"""
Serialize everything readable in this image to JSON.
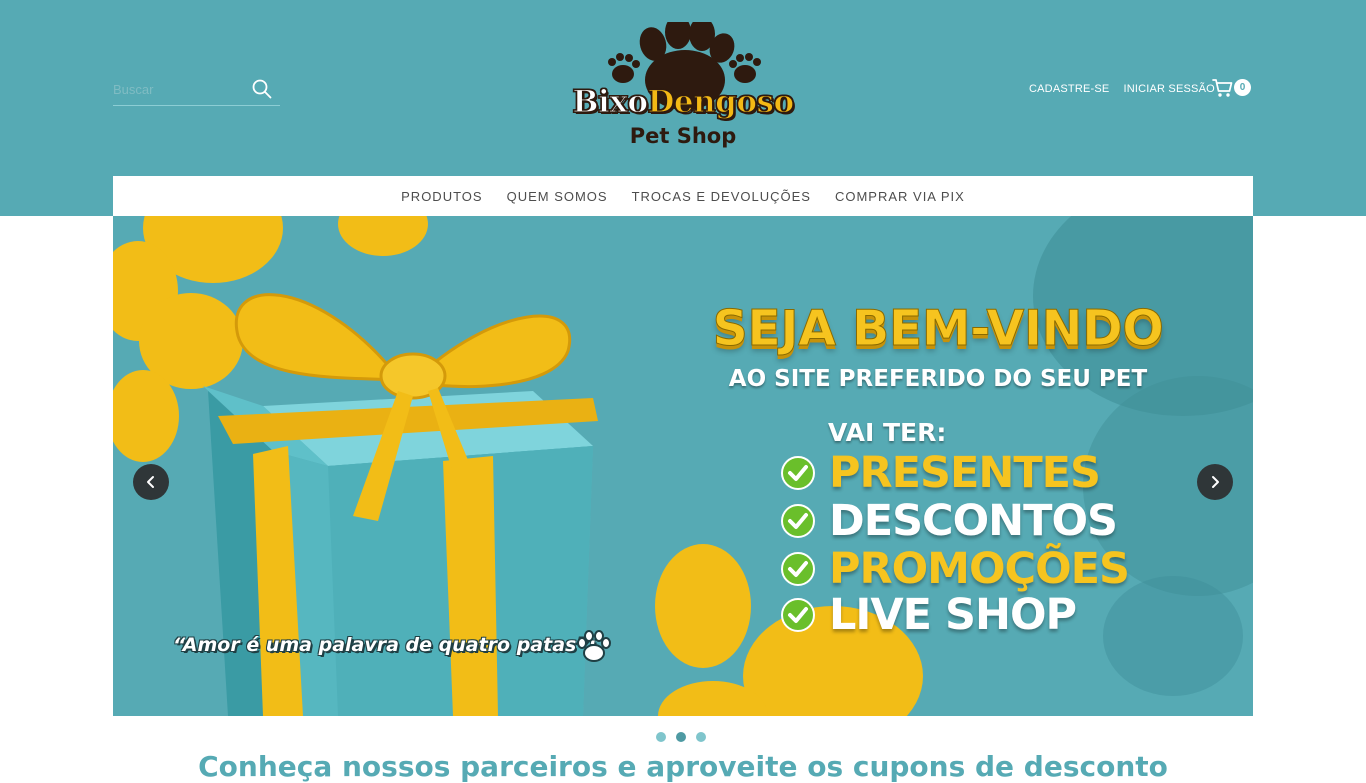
{
  "header": {
    "search_placeholder": "Buscar",
    "logo_brand_1": "Bixo",
    "logo_brand_2": "Dengoso",
    "logo_sub": "Pet Shop",
    "register_link": "CADASTRE-SE",
    "login_link": "INICIAR SESSÃO",
    "cart_count": "0"
  },
  "nav": {
    "items": [
      {
        "label": "PRODUTOS"
      },
      {
        "label": "QUEM SOMOS"
      },
      {
        "label": "TROCAS E DEVOLUÇÕES"
      },
      {
        "label": "COMPRAR VIA PIX"
      }
    ]
  },
  "banner": {
    "headline": "SEJA BEM-VINDO",
    "subheadline": "AO SITE PREFERIDO DO SEU PET",
    "intro": "VAI TER:",
    "benefits": [
      {
        "label": "PRESENTES",
        "color": "#f6c41f"
      },
      {
        "label": "DESCONTOS",
        "color": "#ffffff"
      },
      {
        "label": "PROMOÇÕES",
        "color": "#f6c41f"
      },
      {
        "label": "LIVE SHOP",
        "color": "#ffffff"
      }
    ],
    "quote": "“Amor é uma palavra de quatro patas”;"
  },
  "carousel": {
    "slide_count": 3,
    "active_index": 1
  },
  "section": {
    "title": "Conheça nossos parceiros e aproveite os cupons de desconto"
  },
  "colors": {
    "header_bg": "#56aab4",
    "accent_yellow": "#f6c41f",
    "brown": "#2e1a0f",
    "check_green": "#6abf2b"
  }
}
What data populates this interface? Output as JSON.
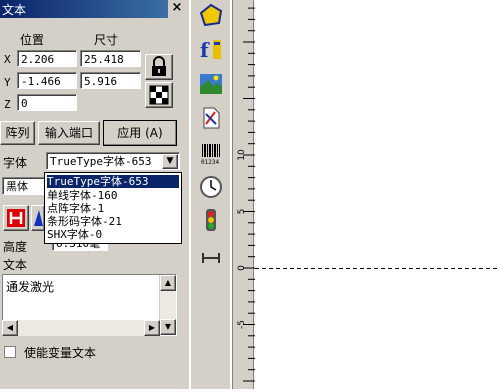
{
  "window": {
    "title": "文本",
    "close_glyph": "×"
  },
  "position": {
    "pos_label": "位置",
    "size_label": "尺寸",
    "x_axis": "X",
    "y_axis": "Y",
    "z_axis": "Z",
    "x_value": "2.206",
    "y_value": "-1.466",
    "z_value": "0",
    "width_value": "25.418",
    "height_value": "5.916"
  },
  "buttons": {
    "array": "阵列",
    "input_port": "输入端口",
    "apply": "应用 (A)"
  },
  "font": {
    "label": "字体",
    "selected": "TrueType字体-653",
    "second_value": "黑体",
    "options": [
      "TrueType字体-653",
      "单线字体-160",
      "点阵字体-1",
      "条形码字体-21",
      "SHX字体-0"
    ]
  },
  "height": {
    "label": "高度",
    "value": "6.310毫"
  },
  "text": {
    "label": "文本",
    "content": "通发激光"
  },
  "variable_text": {
    "label": "使能变量文本",
    "checked": false
  },
  "ruler": {
    "ticks": [
      "10",
      "5",
      "0",
      "-5"
    ]
  },
  "toolbar_icons": [
    "polygon-icon",
    "text-icon",
    "bitmap-icon",
    "vector-file-icon",
    "barcode-icon",
    "delay-icon",
    "io-light-icon",
    "tool-icon"
  ],
  "barcode_digits": "01234"
}
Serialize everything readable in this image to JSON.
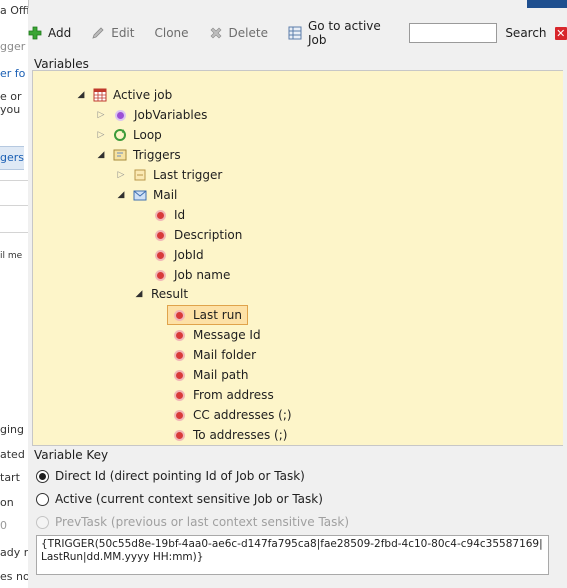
{
  "background_window": {
    "fragments": [
      "a Offi",
      "gger",
      "er fo",
      "e or",
      "you",
      "gers",
      "il me",
      "ging",
      "ated",
      "tart",
      "on",
      "0",
      "ady r",
      "es no"
    ]
  },
  "toolbar": {
    "add_label": "Add",
    "edit_label": "Edit",
    "clone_label": "Clone",
    "delete_label": "Delete",
    "goto_label": "Go to active Job",
    "search_value": "",
    "search_label": "Search"
  },
  "variables": {
    "label": "Variables",
    "tree": {
      "active_job": "Active job",
      "job_variables": "JobVariables",
      "loop": "Loop",
      "triggers": "Triggers",
      "last_trigger": "Last trigger",
      "mail": "Mail",
      "mail_fields": [
        "Id",
        "Description",
        "JobId",
        "Job name"
      ],
      "result": "Result",
      "result_fields": [
        "Last run",
        "Message Id",
        "Mail folder",
        "Mail path",
        "From address",
        "CC addresses (;)",
        "To addresses (;)"
      ],
      "selected": "Last run"
    }
  },
  "variable_key": {
    "label": "Variable Key",
    "options": [
      {
        "label": "Direct Id (direct pointing Id of Job or Task)",
        "checked": true,
        "enabled": true
      },
      {
        "label": "Active (current context sensitive Job or Task)",
        "checked": false,
        "enabled": true
      },
      {
        "label": "PrevTask (previous or last context sensitive Task)",
        "checked": false,
        "enabled": false
      }
    ],
    "text": "{TRIGGER(50c55d8e-19bf-4aa0-ae6c-d147fa795ca8|fae28509-2fbd-4c10-80c4-c94c35587169|LastRun|dd.MM.yyyy HH:mm)}"
  },
  "colors": {
    "tree_background": "#fdf5c9",
    "selection_fill": "#fde1a6",
    "selection_border": "#e0a34b",
    "dot_red": "#d83a3a",
    "close_red": "#d8262b"
  }
}
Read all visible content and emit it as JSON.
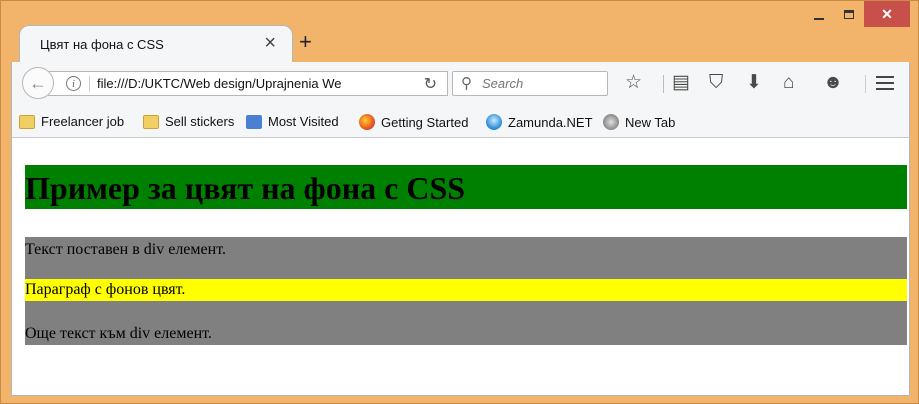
{
  "browser": {
    "tab_title": "Цвят на фона с CSS",
    "url": "file:///D:/UKTC/Web design/Uprajnenia We",
    "search_placeholder": "Search"
  },
  "bookmarks": [
    {
      "label": "Freelancer job",
      "icon": "folder-icon"
    },
    {
      "label": "Sell stickers",
      "icon": "folder-icon"
    },
    {
      "label": "Most Visited",
      "icon": "most-visited-icon"
    },
    {
      "label": "Getting Started",
      "icon": "firefox-icon"
    },
    {
      "label": "Zamunda.NET",
      "icon": "zamunda-icon"
    },
    {
      "label": "New Tab",
      "icon": "globe-icon"
    }
  ],
  "page": {
    "heading": "Пример за цвят на фона с CSS",
    "div_text_1": "Текст поставен в div елемент.",
    "paragraph": "Параграф с фонов цвят.",
    "div_text_2": "Още текст към div елемент.",
    "colors": {
      "heading_bg": "#008000",
      "div_bg": "#808080",
      "paragraph_bg": "#ffff00"
    }
  }
}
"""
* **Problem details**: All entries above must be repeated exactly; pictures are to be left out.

* **Exercise answer**:
Serialize everything readable in this image to JSON.
{
  "header": {
    "search_placeholder": "Buscar",
    "logo_brand_1": "Bixo",
    "logo_brand_2": "Dengoso",
    "logo_sub": "Pet Shop",
    "register_link": "CADASTRE-SE",
    "login_link": "INICIAR SESSÃO",
    "cart_count": "0"
  },
  "nav": {
    "items": [
      {
        "label": "PRODUTOS"
      },
      {
        "label": "QUEM SOMOS"
      },
      {
        "label": "TROCAS E DEVOLUÇÕES"
      },
      {
        "label": "COMPRAR VIA PIX"
      }
    ]
  },
  "banner": {
    "headline": "SEJA BEM-VINDO",
    "subheadline": "AO SITE PREFERIDO DO SEU PET",
    "intro": "VAI TER:",
    "benefits": [
      {
        "label": "PRESENTES",
        "color": "#f6c41f"
      },
      {
        "label": "DESCONTOS",
        "color": "#ffffff"
      },
      {
        "label": "PROMOÇÕES",
        "color": "#f6c41f"
      },
      {
        "label": "LIVE SHOP",
        "color": "#ffffff"
      }
    ],
    "quote": "“Amor é uma palavra de quatro patas”;"
  },
  "carousel": {
    "slide_count": 3,
    "active_index": 1
  },
  "section": {
    "title": "Conheça nossos parceiros e aproveite os cupons de desconto"
  },
  "colors": {
    "header_bg": "#56aab4",
    "accent_yellow": "#f6c41f",
    "brown": "#2e1a0f",
    "check_green": "#6abf2b"
  }
}
What data populates this interface? Output as JSON.
{
  "window": {
    "title": "文本",
    "close_glyph": "×"
  },
  "position": {
    "pos_label": "位置",
    "size_label": "尺寸",
    "x_axis": "X",
    "y_axis": "Y",
    "z_axis": "Z",
    "x_value": "2.206",
    "y_value": "-1.466",
    "z_value": "0",
    "width_value": "25.418",
    "height_value": "5.916"
  },
  "buttons": {
    "array": "阵列",
    "input_port": "输入端口",
    "apply": "应用 (A)"
  },
  "font": {
    "label": "字体",
    "selected": "TrueType字体-653",
    "second_value": "黑体",
    "options": [
      "TrueType字体-653",
      "单线字体-160",
      "点阵字体-1",
      "条形码字体-21",
      "SHX字体-0"
    ]
  },
  "height": {
    "label": "高度",
    "value": "6.310毫"
  },
  "text": {
    "label": "文本",
    "content": "通发激光"
  },
  "variable_text": {
    "label": "使能变量文本",
    "checked": false
  },
  "ruler": {
    "ticks": [
      "10",
      "5",
      "0",
      "-5"
    ]
  },
  "toolbar_icons": [
    "polygon-icon",
    "text-icon",
    "bitmap-icon",
    "vector-file-icon",
    "barcode-icon",
    "delay-icon",
    "io-light-icon",
    "tool-icon"
  ],
  "barcode_digits": "01234"
}
Serialize everything readable in this image to JSON.
{
  "background_window": {
    "fragments": [
      "a Offi",
      "gger",
      "er fo",
      "e or",
      "you",
      "gers",
      "il me",
      "ging",
      "ated",
      "tart",
      "on",
      "0",
      "ady r",
      "es no"
    ]
  },
  "toolbar": {
    "add_label": "Add",
    "edit_label": "Edit",
    "clone_label": "Clone",
    "delete_label": "Delete",
    "goto_label": "Go to active Job",
    "search_value": "",
    "search_label": "Search"
  },
  "variables": {
    "label": "Variables",
    "tree": {
      "active_job": "Active job",
      "job_variables": "JobVariables",
      "loop": "Loop",
      "triggers": "Triggers",
      "last_trigger": "Last trigger",
      "mail": "Mail",
      "mail_fields": [
        "Id",
        "Description",
        "JobId",
        "Job name"
      ],
      "result": "Result",
      "result_fields": [
        "Last run",
        "Message Id",
        "Mail folder",
        "Mail path",
        "From address",
        "CC addresses (;)",
        "To addresses (;)"
      ],
      "selected": "Last run"
    }
  },
  "variable_key": {
    "label": "Variable Key",
    "options": [
      {
        "label": "Direct Id (direct pointing Id of Job or Task)",
        "checked": true,
        "enabled": true
      },
      {
        "label": "Active (current context sensitive Job or Task)",
        "checked": false,
        "enabled": true
      },
      {
        "label": "PrevTask (previous or last context sensitive Task)",
        "checked": false,
        "enabled": false
      }
    ],
    "text": "{TRIGGER(50c55d8e-19bf-4aa0-ae6c-d147fa795ca8|fae28509-2fbd-4c10-80c4-c94c35587169|LastRun|dd.MM.yyyy HH:mm)}"
  },
  "colors": {
    "tree_background": "#fdf5c9",
    "selection_fill": "#fde1a6",
    "selection_border": "#e0a34b",
    "dot_red": "#d83a3a",
    "close_red": "#d8262b"
  }
}
Read all visible content and emit it as JSON.
{
  "browser": {
    "tab_title": "Цвят на фона с CSS",
    "url": "file:///D:/UKTC/Web design/Uprajnenia We",
    "search_placeholder": "Search"
  },
  "bookmarks": [
    {
      "label": "Freelancer job",
      "icon": "folder-icon"
    },
    {
      "label": "Sell stickers",
      "icon": "folder-icon"
    },
    {
      "label": "Most Visited",
      "icon": "most-visited-icon"
    },
    {
      "label": "Getting Started",
      "icon": "firefox-icon"
    },
    {
      "label": "Zamunda.NET",
      "icon": "zamunda-icon"
    },
    {
      "label": "New Tab",
      "icon": "globe-icon"
    }
  ],
  "page": {
    "heading": "Пример за цвят на фона с CSS",
    "div_text_1": "Текст поставен в div елемент.",
    "paragraph": "Параграф с фонов цвят.",
    "div_text_2": "Още текст към div елемент.",
    "colors": {
      "heading_bg": "#008000",
      "div_bg": "#808080",
      "paragraph_bg": "#ffff00"
    }
  }
}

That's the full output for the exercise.